Below are some entries; can you quote all of them exactly?

Interface dataset entries
=====

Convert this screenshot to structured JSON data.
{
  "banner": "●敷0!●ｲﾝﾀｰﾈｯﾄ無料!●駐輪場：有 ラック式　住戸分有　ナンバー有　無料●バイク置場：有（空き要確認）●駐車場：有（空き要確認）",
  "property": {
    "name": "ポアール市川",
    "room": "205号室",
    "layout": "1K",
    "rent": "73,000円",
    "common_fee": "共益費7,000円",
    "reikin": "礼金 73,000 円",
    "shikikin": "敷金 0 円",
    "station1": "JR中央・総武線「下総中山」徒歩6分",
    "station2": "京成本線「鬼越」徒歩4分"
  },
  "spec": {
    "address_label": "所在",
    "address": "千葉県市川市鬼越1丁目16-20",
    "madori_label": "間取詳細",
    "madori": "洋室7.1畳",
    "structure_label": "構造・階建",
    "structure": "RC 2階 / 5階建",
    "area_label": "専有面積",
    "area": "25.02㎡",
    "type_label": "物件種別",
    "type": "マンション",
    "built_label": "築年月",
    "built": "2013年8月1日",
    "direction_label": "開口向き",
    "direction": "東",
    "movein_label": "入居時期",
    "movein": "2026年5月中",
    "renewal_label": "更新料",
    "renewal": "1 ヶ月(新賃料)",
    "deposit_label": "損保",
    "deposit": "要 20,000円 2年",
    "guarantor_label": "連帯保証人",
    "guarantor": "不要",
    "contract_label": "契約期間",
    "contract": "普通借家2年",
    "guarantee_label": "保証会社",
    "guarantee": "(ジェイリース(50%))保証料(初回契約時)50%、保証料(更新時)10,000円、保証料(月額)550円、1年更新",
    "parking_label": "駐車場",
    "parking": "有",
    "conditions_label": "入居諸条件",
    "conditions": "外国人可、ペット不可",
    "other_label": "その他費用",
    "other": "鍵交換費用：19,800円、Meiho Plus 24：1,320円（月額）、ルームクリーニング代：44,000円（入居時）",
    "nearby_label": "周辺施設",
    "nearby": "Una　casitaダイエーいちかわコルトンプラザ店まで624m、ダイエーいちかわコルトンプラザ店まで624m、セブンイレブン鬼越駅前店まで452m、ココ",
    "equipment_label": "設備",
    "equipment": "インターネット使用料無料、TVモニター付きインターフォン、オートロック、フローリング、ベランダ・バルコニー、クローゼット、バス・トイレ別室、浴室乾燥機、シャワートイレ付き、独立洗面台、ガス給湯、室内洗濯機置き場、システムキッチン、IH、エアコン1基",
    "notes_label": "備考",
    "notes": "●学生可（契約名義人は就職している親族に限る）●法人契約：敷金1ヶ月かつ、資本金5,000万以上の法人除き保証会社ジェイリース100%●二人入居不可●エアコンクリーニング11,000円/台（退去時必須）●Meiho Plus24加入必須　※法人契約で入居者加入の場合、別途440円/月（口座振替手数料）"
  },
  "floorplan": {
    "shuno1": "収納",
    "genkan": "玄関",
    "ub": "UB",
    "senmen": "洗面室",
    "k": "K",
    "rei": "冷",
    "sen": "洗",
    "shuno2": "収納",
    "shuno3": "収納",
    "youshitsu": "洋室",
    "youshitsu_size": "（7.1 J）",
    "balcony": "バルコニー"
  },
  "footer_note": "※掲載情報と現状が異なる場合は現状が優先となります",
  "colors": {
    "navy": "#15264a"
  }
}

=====

# Answer to this exercise
Convert this screenshot to structured JSON data.
{
  "banner": "●敷0!●ｲﾝﾀｰﾈｯﾄ無料!●駐輪場：有 ラック式　住戸分有　ナンバー有　無料●バイク置場：有（空き要確認）●駐車場：有（空き要確認）",
  "property": {
    "name": "ポアール市川",
    "room": "205号室",
    "layout": "1K",
    "rent": "73,000円",
    "common_fee": "共益費7,000円",
    "reikin": "礼金 73,000 円",
    "shikikin": "敷金 0 円",
    "station1": "JR中央・総武線「下総中山」徒歩6分",
    "station2": "京成本線「鬼越」徒歩4分"
  },
  "spec": {
    "address_label": "所在",
    "address": "千葉県市川市鬼越1丁目16-20",
    "madori_label": "間取詳細",
    "madori": "洋室7.1畳",
    "structure_label": "構造・階建",
    "structure": "RC 2階 / 5階建",
    "area_label": "専有面積",
    "area": "25.02㎡",
    "type_label": "物件種別",
    "type": "マンション",
    "built_label": "築年月",
    "built": "2013年8月1日",
    "direction_label": "開口向き",
    "direction": "東",
    "movein_label": "入居時期",
    "movein": "2026年5月中",
    "renewal_label": "更新料",
    "renewal": "1 ヶ月(新賃料)",
    "deposit_label": "損保",
    "deposit": "要 20,000円 2年",
    "guarantor_label": "連帯保証人",
    "guarantor": "不要",
    "contract_label": "契約期間",
    "contract": "普通借家2年",
    "guarantee_label": "保証会社",
    "guarantee": "(ジェイリース(50%))保証料(初回契約時)50%、保証料(更新時)10,000円、保証料(月額)550円、1年更新",
    "parking_label": "駐車場",
    "parking": "有",
    "conditions_label": "入居諸条件",
    "conditions": "外国人可、ペット不可",
    "other_label": "その他費用",
    "other": "鍵交換費用：19,800円、Meiho Plus 24：1,320円（月額）、ルームクリーニング代：44,000円（入居時）",
    "nearby_label": "周辺施設",
    "nearby": "Una　casitaダイエーいちかわコルトンプラザ店まで624m、ダイエーいちかわコルトンプラザ店まで624m、セブンイレブン鬼越駅前店まで452m、ココ",
    "equipment_label": "設備",
    "equipment": "インターネット使用料無料、TVモニター付きインターフォン、オートロック、フローリング、ベランダ・バルコニー、クローゼット、バス・トイレ別室、浴室乾燥機、シャワートイレ付き、独立洗面台、ガス給湯、室内洗濯機置き場、システムキッチン、IH、エアコン1基",
    "notes_label": "備考",
    "notes": "●学生可（契約名義人は就職している親族に限る）●法人契約：敷金1ヶ月かつ、資本金5,000万以上の法人除き保証会社ジェイリース100%●二人入居不可●エアコンクリーニング11,000円/台（退去時必須）●Meiho Plus24加入必須　※法人契約で入居者加入の場合、別途440円/月（口座振替手数料）"
  },
  "floorplan": {
    "shuno1": "収納",
    "genkan": "玄関",
    "ub": "UB",
    "senmen": "洗面室",
    "k": "K",
    "rei": "冷",
    "sen": "洗",
    "shuno2": "収納",
    "shuno3": "収納",
    "youshitsu": "洋室",
    "youshitsu_size": "（7.1 J）",
    "balcony": "バルコニー"
  },
  "footer_note": "※掲載情報と現状が異なる場合は現状が優先となります",
  "colors": {
    "navy": "#15264a"
  }
}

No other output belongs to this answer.